#### Task brief:
Reproduce the following entries verbatim, each one complete.

Data records for software interfaces:
|---|

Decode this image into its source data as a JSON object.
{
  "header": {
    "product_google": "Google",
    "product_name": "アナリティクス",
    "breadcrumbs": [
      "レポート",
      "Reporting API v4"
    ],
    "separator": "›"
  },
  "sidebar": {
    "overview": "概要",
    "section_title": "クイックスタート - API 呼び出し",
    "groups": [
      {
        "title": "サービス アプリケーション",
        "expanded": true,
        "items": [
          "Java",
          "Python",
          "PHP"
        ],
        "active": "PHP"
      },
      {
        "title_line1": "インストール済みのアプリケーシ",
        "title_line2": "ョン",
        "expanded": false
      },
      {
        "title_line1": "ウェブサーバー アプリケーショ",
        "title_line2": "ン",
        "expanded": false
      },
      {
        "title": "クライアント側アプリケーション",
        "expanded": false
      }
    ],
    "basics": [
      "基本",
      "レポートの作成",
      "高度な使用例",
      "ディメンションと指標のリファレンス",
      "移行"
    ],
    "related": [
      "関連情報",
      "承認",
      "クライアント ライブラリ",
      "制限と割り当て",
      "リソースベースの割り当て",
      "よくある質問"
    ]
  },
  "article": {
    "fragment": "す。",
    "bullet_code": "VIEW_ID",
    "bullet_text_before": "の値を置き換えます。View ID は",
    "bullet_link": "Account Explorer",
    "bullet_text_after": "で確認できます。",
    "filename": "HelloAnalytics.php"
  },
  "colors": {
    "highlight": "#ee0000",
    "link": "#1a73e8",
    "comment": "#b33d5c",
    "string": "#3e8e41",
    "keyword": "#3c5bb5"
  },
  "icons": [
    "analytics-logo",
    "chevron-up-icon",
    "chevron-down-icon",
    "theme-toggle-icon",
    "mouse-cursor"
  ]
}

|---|

#### Expected output:
Decode this image into its source data as a JSON object.
{
  "header": {
    "product_google": "Google",
    "product_name": "アナリティクス",
    "breadcrumbs": [
      "レポート",
      "Reporting API v4"
    ],
    "separator": "›"
  },
  "sidebar": {
    "overview": "概要",
    "section_title": "クイックスタート - API 呼び出し",
    "groups": [
      {
        "title": "サービス アプリケーション",
        "expanded": true,
        "items": [
          "Java",
          "Python",
          "PHP"
        ],
        "active": "PHP"
      },
      {
        "title_line1": "インストール済みのアプリケーシ",
        "title_line2": "ョン",
        "expanded": false
      },
      {
        "title_line1": "ウェブサーバー アプリケーショ",
        "title_line2": "ン",
        "expanded": false
      },
      {
        "title": "クライアント側アプリケーション",
        "expanded": false
      }
    ],
    "basics": [
      "基本",
      "レポートの作成",
      "高度な使用例",
      "ディメンションと指標のリファレンス",
      "移行"
    ],
    "related": [
      "関連情報",
      "承認",
      "クライアント ライブラリ",
      "制限と割り当て",
      "リソースベースの割り当て",
      "よくある質問"
    ]
  },
  "article": {
    "fragment": "す。",
    "bullet_code": "VIEW_ID",
    "bullet_text_before": "の値を置き換えます。View ID は",
    "bullet_link": "Account Explorer",
    "bullet_text_after": "で確認できます。",
    "filename": "HelloAnalytics.php"
  },
  "colors": {
    "highlight": "#ee0000",
    "link": "#1a73e8",
    "comment": "#b33d5c",
    "string": "#3e8e41",
    "keyword": "#3c5bb5"
  },
  "icons": [
    "analytics-logo",
    "chevron-up-icon",
    "chevron-down-icon",
    "theme-toggle-icon",
    "mouse-cursor"
  ]
}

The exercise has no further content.